Hamburg - Hamburger SV have appointed Mirko Slomka as their new coach on a two-and-a-half-year contract.
Success at Hannover
Slomka, who replaces Bert van Marwijk in the Hamburg hot seat, arrives at a club in a similar predicament Hannover were in when he took over at the HDI-Arena in 2010. A 3-0 win over VfL Bochum on the final day of that season saw them avoid relegation and, in his first full season in charge, he led the Reds to fourth position in the Bundesliga and a place in the UEFA Europa League.
He followed that with the most successful year in the club's history as Hannover reached the quarter-finals of the Europa League - where they were beaten by eventual winners Club Atletico de Madrid - and qualified for the competition once gain by securing seventh place in the Bundesliga on to a dramatic final day of the season.
Hamburg fans will hope to avoid any such final day drama this term, but in Slomka, they have a coach who has already shown his acumen in delicate situations while building a side suitable for European football, something that the northern Germany club have been craving for since 2010, when they were knocked out of the Europa League semi-finals by Fulham FC.
"For now, the most important thing is keeping this club in the Bundesliga," said Slomka at his presentation on Monday. "HSV should be one of the top five clubs in Germany. It's a wonderful challenge for me." The first challenge he faces is against Borussia Dortmund on Matchday 22, a sizeable task for any side, let alone one struggling at the wrong end of the table.
"We need to put in a good performance for our fans," said Slomka, who is regarded as the right man for the job by the club's sporting director Oliver Kreuzer. "The main thing for us was appointing a coach who has experience of this kind of situation," he said, showing his faith in Slomka by giving him a contract until 2016.
"Confident we'll stay up"
Slomka intends to honour that contract and build a bright future for the success-starved club, although he vows to take things one step at a time. "If we manage to stay in the Bundesliga, then we'll be able to make plans for the coming season," he said. "But I'm confident we will stay up. I've got a contract until 2016."
The 46-year-old is set to lead his first training session on Monday afternoon, but he wasted no time in letting his players know the way he wants to play. "I prefer two defensive midfielders," he said. "It's up to us to make the players understand their roles.
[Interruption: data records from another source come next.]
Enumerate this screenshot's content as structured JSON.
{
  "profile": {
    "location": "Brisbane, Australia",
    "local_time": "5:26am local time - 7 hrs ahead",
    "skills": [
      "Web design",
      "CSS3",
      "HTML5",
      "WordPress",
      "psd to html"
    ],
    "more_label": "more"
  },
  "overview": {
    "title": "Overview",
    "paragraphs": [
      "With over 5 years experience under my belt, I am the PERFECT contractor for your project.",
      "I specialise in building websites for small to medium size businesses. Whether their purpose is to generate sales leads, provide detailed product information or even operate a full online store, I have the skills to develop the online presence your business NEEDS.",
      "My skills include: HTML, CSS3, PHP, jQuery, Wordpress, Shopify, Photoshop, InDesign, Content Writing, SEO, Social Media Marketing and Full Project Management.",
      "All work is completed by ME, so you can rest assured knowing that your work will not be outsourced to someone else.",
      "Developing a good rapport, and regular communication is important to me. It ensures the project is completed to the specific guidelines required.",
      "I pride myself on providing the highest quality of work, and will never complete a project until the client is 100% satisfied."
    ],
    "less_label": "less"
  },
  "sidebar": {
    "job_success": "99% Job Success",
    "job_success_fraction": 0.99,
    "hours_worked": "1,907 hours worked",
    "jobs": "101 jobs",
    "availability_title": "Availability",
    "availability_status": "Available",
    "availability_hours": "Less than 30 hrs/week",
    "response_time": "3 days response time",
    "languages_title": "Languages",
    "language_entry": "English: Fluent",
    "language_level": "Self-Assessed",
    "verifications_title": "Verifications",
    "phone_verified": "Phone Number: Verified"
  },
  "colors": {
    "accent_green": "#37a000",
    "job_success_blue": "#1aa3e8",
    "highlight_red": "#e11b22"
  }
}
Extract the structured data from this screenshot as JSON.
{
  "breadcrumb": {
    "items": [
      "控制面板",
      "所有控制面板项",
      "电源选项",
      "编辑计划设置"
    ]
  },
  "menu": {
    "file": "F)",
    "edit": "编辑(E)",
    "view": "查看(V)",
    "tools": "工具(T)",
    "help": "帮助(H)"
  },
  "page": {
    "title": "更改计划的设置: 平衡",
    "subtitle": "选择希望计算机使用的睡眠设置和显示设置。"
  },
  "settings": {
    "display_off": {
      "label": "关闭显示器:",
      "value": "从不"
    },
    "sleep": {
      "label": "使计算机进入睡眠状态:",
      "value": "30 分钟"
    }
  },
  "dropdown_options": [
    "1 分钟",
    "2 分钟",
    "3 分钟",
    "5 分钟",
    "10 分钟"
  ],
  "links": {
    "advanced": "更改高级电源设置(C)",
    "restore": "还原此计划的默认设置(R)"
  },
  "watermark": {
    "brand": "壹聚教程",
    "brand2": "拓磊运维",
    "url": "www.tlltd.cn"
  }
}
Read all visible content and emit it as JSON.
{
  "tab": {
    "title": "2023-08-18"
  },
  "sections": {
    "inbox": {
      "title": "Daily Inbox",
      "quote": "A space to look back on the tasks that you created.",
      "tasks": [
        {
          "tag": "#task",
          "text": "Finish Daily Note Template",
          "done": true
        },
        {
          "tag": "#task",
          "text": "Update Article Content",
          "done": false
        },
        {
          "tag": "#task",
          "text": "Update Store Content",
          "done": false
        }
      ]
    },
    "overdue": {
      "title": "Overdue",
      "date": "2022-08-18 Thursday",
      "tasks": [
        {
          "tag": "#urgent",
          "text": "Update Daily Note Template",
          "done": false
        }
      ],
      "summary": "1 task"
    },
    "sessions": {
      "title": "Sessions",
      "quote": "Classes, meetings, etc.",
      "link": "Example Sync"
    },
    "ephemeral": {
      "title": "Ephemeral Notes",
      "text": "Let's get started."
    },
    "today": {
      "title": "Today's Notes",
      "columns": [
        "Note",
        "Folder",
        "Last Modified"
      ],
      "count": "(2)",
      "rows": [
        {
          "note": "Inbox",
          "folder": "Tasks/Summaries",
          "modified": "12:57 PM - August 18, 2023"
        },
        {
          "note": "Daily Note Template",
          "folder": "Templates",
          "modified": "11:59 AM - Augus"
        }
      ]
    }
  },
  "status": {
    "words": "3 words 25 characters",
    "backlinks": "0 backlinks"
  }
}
We have a lot of fast, technical wide players, but not as many who can play centrally. I believe the players are good enough to be here."